----- Data to process

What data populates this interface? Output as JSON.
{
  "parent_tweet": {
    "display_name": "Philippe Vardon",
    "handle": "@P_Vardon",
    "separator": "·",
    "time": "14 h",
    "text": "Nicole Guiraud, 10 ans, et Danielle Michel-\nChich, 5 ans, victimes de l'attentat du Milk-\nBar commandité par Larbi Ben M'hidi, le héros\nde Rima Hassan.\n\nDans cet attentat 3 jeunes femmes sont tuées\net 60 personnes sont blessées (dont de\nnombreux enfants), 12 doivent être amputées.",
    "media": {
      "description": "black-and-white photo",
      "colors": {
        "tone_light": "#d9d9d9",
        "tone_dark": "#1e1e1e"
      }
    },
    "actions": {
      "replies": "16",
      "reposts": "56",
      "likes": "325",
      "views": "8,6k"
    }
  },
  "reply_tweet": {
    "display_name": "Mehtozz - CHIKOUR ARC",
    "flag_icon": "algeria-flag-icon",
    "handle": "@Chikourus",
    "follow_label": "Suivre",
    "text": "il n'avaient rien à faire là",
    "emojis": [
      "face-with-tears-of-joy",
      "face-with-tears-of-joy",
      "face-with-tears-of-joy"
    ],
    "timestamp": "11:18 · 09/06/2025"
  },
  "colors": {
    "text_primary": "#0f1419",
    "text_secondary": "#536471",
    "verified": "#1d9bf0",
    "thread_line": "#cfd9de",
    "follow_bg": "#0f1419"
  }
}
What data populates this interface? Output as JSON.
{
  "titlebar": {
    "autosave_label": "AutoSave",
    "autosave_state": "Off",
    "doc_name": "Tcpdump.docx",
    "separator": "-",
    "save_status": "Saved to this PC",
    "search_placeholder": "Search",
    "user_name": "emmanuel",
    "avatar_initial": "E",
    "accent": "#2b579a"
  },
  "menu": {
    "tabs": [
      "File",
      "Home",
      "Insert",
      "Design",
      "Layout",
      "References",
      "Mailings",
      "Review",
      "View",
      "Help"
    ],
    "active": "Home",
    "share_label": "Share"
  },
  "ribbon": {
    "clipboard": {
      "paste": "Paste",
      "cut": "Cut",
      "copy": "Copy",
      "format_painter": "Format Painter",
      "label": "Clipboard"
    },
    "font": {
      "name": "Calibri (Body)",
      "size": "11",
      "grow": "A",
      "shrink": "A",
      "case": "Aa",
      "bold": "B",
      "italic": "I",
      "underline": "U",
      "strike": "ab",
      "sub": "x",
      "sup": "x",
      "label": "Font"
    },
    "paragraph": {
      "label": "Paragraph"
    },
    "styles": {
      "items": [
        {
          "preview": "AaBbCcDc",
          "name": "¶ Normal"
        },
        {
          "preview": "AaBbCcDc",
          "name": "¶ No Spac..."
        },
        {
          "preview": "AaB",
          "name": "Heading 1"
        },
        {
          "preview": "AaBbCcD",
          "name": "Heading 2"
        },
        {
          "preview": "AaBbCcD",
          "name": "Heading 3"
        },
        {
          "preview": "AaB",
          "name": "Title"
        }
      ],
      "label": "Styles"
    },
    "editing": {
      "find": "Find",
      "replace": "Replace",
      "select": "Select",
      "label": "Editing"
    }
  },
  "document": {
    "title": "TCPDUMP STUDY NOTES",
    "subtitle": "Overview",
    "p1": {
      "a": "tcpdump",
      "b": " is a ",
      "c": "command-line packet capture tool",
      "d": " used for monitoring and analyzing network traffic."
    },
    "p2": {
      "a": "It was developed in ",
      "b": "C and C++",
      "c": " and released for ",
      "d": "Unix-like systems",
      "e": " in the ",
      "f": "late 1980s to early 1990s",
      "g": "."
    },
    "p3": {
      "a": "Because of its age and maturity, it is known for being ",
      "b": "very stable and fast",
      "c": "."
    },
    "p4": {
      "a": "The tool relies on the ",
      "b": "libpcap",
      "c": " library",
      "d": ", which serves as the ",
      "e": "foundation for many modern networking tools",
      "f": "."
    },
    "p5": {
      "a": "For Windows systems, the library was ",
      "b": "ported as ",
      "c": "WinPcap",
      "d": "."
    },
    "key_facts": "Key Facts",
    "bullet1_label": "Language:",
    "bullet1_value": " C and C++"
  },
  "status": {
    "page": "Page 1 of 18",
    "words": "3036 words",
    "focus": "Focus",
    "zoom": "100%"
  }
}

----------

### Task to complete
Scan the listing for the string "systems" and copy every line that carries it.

### Answer section
      "d": "Unix-like systems",
      "a": "For Windows systems, the library was ",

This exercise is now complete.